Previous Page  224 / 126 Next Page
Show Menu
Previous Page 224 / 126 Next Page
Page Background






and “the consciousness/conscience of us all,” “counterposing to

power, despotism and the abuses and arrogance of wealth the

universality of justice and the equity of an ideal law” (1980:

126, 128). This category derives from the jurist or notable, and

finds the “fullest manifestation in the writer, the bearer of

values and significations” (128). Their place has been taken

since the Second World War by the specific type of

intellectuals: savants or experts possessing specific knowledge

and utilizing their expertise within specific sectors (129). Both

categories are closely related to politics: the jurist and the

writer have long fought in political struggles, and

techno-scientific professionals could encounter manipulation

by the powerful and the minority (127-130). Unlike the

idealistic Benda, however, Foucault deems it “a dangerous

error” to politically disregard the intellectuals (131). What

must be taken into account is that they “operate and struggle at

the general level of that régime of truth” crucial “to the

structure and functioning of our society” (132). In other words,

it is the role the intellectuals play with respect to the

production of truth that Foucault pays heed to.

Despite their apparently different stances on political

involvement, these theoretical concepts share certain

commonality: all these thinkers highlight the public role of the

intellectuals, who act as the conscience of the people,
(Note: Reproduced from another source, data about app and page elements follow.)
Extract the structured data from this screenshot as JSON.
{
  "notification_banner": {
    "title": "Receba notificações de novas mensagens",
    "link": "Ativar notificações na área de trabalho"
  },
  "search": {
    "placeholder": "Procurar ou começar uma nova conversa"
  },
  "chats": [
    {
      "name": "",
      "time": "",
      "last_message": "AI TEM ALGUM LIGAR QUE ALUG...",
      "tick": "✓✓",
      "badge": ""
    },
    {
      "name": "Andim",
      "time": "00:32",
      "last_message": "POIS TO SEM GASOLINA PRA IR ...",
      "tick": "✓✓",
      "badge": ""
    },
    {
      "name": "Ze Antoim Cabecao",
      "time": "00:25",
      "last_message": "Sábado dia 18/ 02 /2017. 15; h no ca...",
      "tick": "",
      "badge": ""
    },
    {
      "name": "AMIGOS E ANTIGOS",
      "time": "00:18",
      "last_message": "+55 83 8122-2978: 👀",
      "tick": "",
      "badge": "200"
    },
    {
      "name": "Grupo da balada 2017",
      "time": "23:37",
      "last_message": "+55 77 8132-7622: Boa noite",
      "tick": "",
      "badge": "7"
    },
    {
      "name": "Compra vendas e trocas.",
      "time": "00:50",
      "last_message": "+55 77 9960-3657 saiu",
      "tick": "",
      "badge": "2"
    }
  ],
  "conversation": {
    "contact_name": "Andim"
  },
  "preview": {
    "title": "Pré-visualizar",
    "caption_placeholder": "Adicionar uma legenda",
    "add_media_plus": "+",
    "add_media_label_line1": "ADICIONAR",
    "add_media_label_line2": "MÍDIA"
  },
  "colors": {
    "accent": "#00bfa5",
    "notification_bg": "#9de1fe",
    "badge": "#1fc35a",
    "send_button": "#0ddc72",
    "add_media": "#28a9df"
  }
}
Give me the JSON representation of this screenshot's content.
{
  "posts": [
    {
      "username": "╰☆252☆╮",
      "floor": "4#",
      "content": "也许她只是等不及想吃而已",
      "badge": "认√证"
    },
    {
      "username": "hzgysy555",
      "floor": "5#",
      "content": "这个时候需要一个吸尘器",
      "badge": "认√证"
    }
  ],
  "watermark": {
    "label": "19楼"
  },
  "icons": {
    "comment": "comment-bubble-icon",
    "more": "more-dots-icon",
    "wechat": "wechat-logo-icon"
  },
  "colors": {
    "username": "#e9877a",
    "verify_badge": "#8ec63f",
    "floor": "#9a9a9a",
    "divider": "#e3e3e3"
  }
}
counteracting the unjust and speaking truth to power, or as the

thinking and organizing element of society, directing the ideas

and aspirations of the people. Conscientious and

nonconforming, these representative figures are linked to the

functioning of an apparatus of truth. Such delineation may to

some extent appeal to Joyce, a nonconformist who represents

the general paralysis of his country, searches for independence

from restraints, refuses to serve any master, emphasizes

universal values such as love and brotherhood, and repudiates

hatred and parochialism. As is generally admitted, resistance